The minister lamented the media and politicians’ lack of interest in his department's programmes for preventing diseases, complaining that curing disease was regarded as a nobler scientific feat than preventing illness. The public discourse placed too much attention on events in hospitals and clinics, he said. "Any one negative event that takes place there is almost immediately regarded as the collapse of the health system," he said.
The government had budgeted R450m a year for pneumococcal vaccines and R200m a year for a vaccine offering protection against rotavirus. These shots, along with the provision of HIV/Aids treatment, had contributed to a significant improvement in SA’s childhood mortality rate, he said.
SA was the first African country to add a new shot for pneumococcal disease to its national vaccination programme for babies in 2009, as well as a new rotavirus vaccine. The Department of Health initially provided Pfizer's PCV7 vaccine, branded Prevnar, which gave protection against seven strains of pneumococcal bacteria. It later switched to PCV13, which protects against 13 strains.
Pneumonia is the leading cause of death in children under the age of five worldwide and is responsible for more than 1.1-million deaths a year, according to the World Health Organisation. It kills more children than HIV/Aids, tuberculosis and malaria combined.
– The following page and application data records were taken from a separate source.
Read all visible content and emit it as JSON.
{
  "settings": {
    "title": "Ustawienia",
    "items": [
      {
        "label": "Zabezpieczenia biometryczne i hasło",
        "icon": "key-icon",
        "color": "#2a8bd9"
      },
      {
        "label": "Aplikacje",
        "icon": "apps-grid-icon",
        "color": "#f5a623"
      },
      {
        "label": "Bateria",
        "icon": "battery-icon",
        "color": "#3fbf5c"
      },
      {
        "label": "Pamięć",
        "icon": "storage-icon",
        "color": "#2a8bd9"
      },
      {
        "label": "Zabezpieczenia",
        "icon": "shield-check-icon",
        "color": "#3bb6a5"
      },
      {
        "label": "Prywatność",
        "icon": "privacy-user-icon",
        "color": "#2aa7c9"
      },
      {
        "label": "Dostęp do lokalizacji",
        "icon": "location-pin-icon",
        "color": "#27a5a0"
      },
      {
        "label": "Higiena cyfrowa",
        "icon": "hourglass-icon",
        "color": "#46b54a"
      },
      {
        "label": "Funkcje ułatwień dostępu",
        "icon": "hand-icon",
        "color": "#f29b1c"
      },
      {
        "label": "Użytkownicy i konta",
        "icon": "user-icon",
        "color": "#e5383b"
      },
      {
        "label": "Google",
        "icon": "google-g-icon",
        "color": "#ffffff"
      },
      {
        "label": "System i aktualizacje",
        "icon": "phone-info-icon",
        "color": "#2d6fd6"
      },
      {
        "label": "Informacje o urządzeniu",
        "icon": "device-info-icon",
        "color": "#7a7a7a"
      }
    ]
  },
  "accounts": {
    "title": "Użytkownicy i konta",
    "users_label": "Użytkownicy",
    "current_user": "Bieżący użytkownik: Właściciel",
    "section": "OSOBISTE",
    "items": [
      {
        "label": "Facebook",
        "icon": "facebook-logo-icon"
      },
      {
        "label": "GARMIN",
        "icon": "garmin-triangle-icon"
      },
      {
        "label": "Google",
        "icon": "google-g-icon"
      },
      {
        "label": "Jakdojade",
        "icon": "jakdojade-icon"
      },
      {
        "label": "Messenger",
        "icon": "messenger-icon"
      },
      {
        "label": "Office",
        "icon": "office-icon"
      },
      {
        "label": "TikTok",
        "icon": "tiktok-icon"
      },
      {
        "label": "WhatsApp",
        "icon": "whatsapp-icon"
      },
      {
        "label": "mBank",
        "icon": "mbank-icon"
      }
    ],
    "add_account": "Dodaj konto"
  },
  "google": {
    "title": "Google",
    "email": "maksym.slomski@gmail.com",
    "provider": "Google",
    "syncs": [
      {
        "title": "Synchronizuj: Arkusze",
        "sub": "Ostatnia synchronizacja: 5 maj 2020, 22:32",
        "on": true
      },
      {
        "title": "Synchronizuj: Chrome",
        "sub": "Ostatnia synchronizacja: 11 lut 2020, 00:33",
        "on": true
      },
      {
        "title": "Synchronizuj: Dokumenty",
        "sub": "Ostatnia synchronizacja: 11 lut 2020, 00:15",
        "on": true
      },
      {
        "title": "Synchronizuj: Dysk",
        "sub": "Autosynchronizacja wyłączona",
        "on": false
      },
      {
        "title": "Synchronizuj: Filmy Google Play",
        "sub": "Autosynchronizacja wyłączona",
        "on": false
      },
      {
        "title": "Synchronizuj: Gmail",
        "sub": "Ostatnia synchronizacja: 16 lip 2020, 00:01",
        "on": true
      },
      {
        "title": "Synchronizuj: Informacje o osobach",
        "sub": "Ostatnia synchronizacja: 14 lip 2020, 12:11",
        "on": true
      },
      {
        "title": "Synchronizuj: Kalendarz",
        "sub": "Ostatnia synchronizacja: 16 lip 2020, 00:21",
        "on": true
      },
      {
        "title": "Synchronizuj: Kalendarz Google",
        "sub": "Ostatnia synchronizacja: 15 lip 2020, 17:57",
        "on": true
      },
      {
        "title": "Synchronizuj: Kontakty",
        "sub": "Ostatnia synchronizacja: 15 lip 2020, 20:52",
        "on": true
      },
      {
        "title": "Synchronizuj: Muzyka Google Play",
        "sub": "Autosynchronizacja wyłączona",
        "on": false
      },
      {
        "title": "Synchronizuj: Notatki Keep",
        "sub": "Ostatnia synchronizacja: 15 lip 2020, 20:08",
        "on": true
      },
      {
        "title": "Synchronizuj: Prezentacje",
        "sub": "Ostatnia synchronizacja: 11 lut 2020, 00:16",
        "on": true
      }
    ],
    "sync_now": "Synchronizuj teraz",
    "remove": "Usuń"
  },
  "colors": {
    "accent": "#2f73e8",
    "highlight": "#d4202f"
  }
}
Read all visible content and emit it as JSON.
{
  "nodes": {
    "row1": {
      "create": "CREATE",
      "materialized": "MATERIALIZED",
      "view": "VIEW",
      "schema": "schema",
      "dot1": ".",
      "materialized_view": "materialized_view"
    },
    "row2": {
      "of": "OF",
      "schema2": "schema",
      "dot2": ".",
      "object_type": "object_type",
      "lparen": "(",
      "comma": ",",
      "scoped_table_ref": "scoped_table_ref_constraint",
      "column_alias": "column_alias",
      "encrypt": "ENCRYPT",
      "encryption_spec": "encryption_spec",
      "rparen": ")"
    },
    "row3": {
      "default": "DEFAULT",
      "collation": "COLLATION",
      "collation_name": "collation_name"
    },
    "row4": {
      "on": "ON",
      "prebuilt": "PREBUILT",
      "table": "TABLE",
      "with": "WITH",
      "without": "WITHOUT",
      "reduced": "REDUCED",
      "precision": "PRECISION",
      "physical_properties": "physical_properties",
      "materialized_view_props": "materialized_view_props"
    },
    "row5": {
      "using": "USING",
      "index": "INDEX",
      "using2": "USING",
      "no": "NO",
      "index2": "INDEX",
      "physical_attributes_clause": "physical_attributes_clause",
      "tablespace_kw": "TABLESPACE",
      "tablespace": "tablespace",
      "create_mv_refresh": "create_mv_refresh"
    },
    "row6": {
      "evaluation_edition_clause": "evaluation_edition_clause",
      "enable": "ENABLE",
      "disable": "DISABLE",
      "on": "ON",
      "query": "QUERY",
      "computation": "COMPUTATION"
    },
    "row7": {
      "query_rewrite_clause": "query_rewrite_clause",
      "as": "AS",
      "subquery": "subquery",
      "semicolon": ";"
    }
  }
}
While most healthy children can fight off pneumonia-causing pathogens, children who are malnourished or infected with HIV are highly vulnerable.
Expanding on the importance of preventative measures, the minister urged MPs to get screened for tuberculosis (TB). He said government’s national TB screening programme, launched by Deputy President Cyril Ramaphosa on 24 March, had already identified 3,798 people with TB, of whom 74 had the multi-drug resistant form of the disease. "All those (people) did not know about their TB status before their screening," he said.
[link url="http://www.bdlive.co.za/national/health/2015/05/05/motsoaledi-hails-vaccines-and-bewails-lack-of-interest-in-departments-successes"]Full Business Day report[/link]
[link url="http://www.sanews.gov.za/south-africa/minister-we-need-strengthen-our-public-health-system"]SA government press release[/link]